We knew his story was true -- our neighbors had told us about this huge annual event that filled the backyard and the cellar for the last 50 years, explaining why our basement had been outfitted as a man cave with a bar, mounted television and a pool table.
Please come in, we said.
He was the grog maker of the group and sheepishly held up his bottle toward the steaming stove top. We half jokingly told him to feel free to make the brew. He laughed.
We offered to give him a tour beyond the kitchen. He made it as far as the dining room, where the table was already set, and then he demurred to see more, knowing that the house had changed enough.
But we wouldn’t let him leave. We had questions.
Tell us about your friends -- the four brothers who grew up here. What had become of them? He told us what they did, where they lived, what they were like.
We imagined them, once upon a time, bounding up and down the stairs, as our three sons do now.
The stranger told us about the patriarch, a restaurateur who had died years before, whose name is still painted on the window of the greenhouse.
The mother, he said, had worked at her son’s sneaker company later in life.

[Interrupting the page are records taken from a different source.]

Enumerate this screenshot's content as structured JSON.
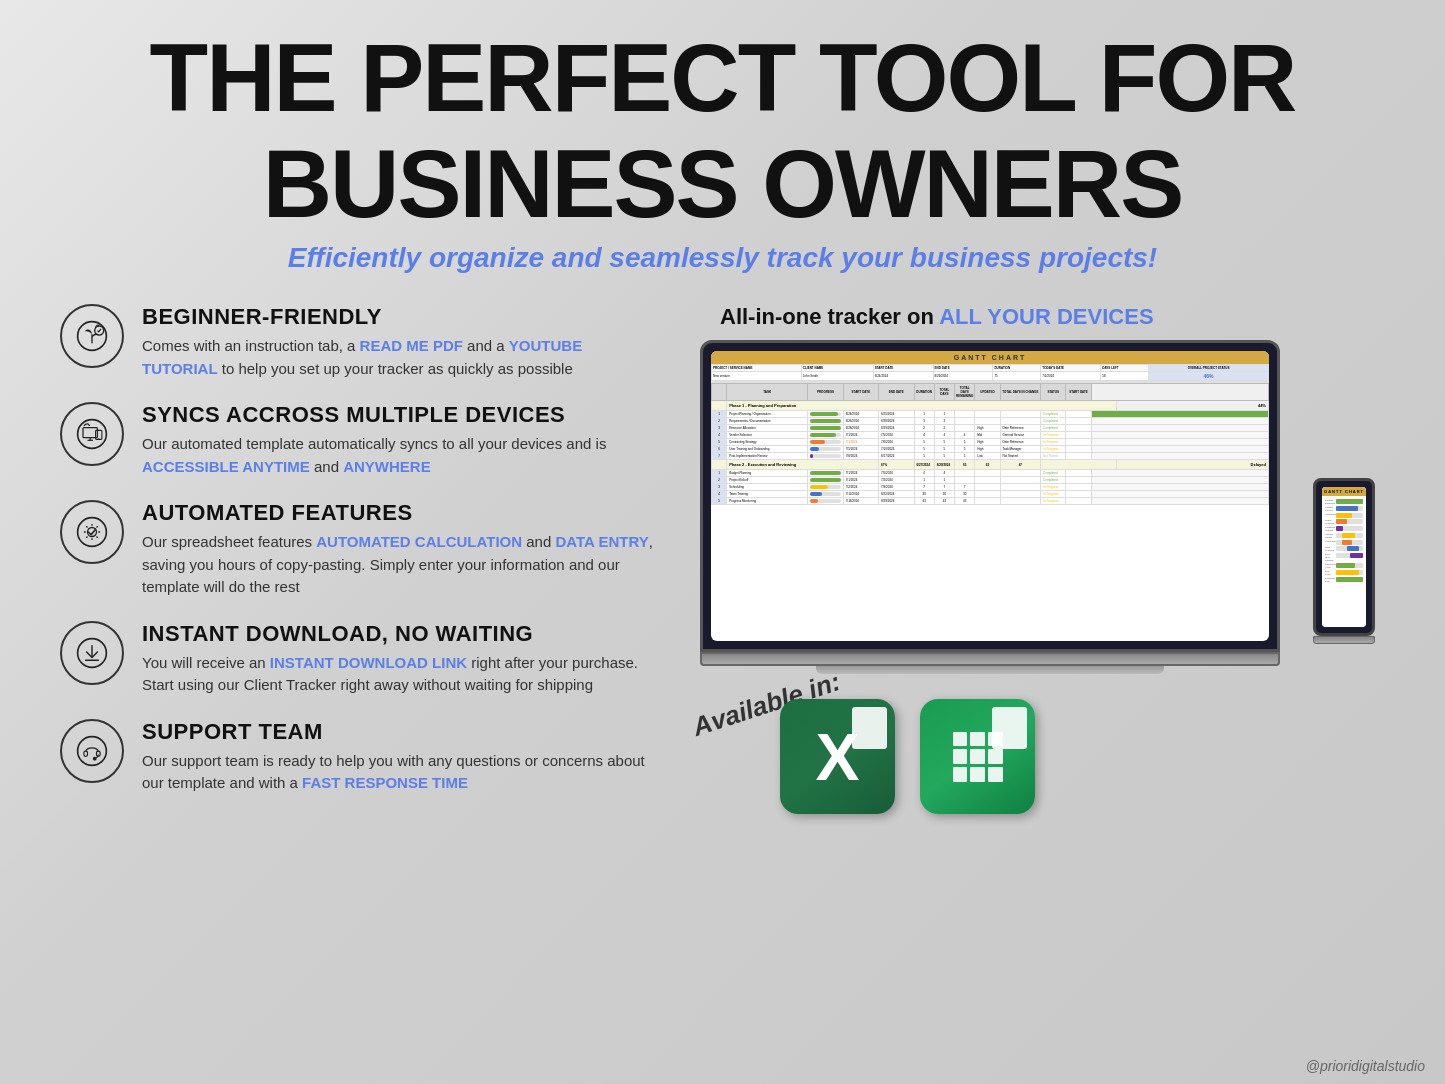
{
  "page": {
    "title_line1": "THE PERFECT TOOL FOR",
    "title_line2": "BUSINESS OWNERS",
    "subtitle": "Efficiently organize and seamlessly track your business projects!",
    "background_color": "#d0d0d0"
  },
  "features": [
    {
      "id": "beginner",
      "icon": "seedling-icon",
      "title": "BEGINNER-FRIENDLY",
      "description_prefix": "Comes with an instruction tab, a ",
      "link1": "READ ME PDF",
      "description_middle": " and a ",
      "link2": "YOUTUBE TUTORIAL",
      "description_suffix": " to help you set up your tracker as quickly as possible"
    },
    {
      "id": "syncs",
      "icon": "multi-device-icon",
      "title": "SYNCS ACCROSS MULTIPLE DEVICES",
      "description_prefix": "Our automated template automatically syncs to all your devices and is ",
      "link1": "ACCESSIBLE ANYTIME",
      "description_middle": " and ",
      "link2": "ANYWHERE",
      "description_suffix": ""
    },
    {
      "id": "automated",
      "icon": "checkmark-gear-icon",
      "title": "AUTOMATED FEATURES",
      "description_prefix": "Our spreadsheet features ",
      "link1": "AUTOMATED CALCULATION",
      "description_middle": " and ",
      "link2": "DATA ENTRY",
      "description_suffix": ", saving you hours of copy-pasting. Simply enter your information and our template will do the rest"
    },
    {
      "id": "download",
      "icon": "download-icon",
      "title": "INSTANT DOWNLOAD, NO WAITING",
      "description_prefix": "You will receive an ",
      "link1": "INSTANT DOWNLOAD LINK",
      "description_middle": " right after your purchase. Start using our Client Tracker right away without waiting for shipping",
      "link2": "",
      "description_suffix": ""
    },
    {
      "id": "support",
      "icon": "headset-icon",
      "title": "SUPPORT TEAM",
      "description_prefix": "Our support team is ready to help you with any questions or concerns about our template and with a ",
      "link1": "FAST RESPONSE TIME",
      "description_middle": "",
      "link2": "",
      "description_suffix": ""
    }
  ],
  "right_section": {
    "title_prefix": "All-in-one tracker on ",
    "title_highlight": "ALL YOUR DEVICES",
    "available_label": "Available in:",
    "apps": [
      {
        "name": "Microsoft Excel",
        "short": "X",
        "type": "excel"
      },
      {
        "name": "Google Sheets",
        "short": "sheets",
        "type": "sheets"
      }
    ]
  },
  "watermark": "@prioridigitalstudio"
}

And, he said as his eyes saw a past that we could not, they all loved the post-Thanksgiving game tradition.
He warmly obliged us for about 15 minutes before saying he should go; he had some friends to call and a long drive home ahead of him.
As he went out the back, we said goodbye, and closed the door behind him, feeling a rush of cold air.
Walking back to the stove, I appreciated it a little more, and wondered if our new traditions would last as long as the grog maker’s.
This Thanksgiving, I don’t expect the backdoor bell to ring again, but would be happy if it did.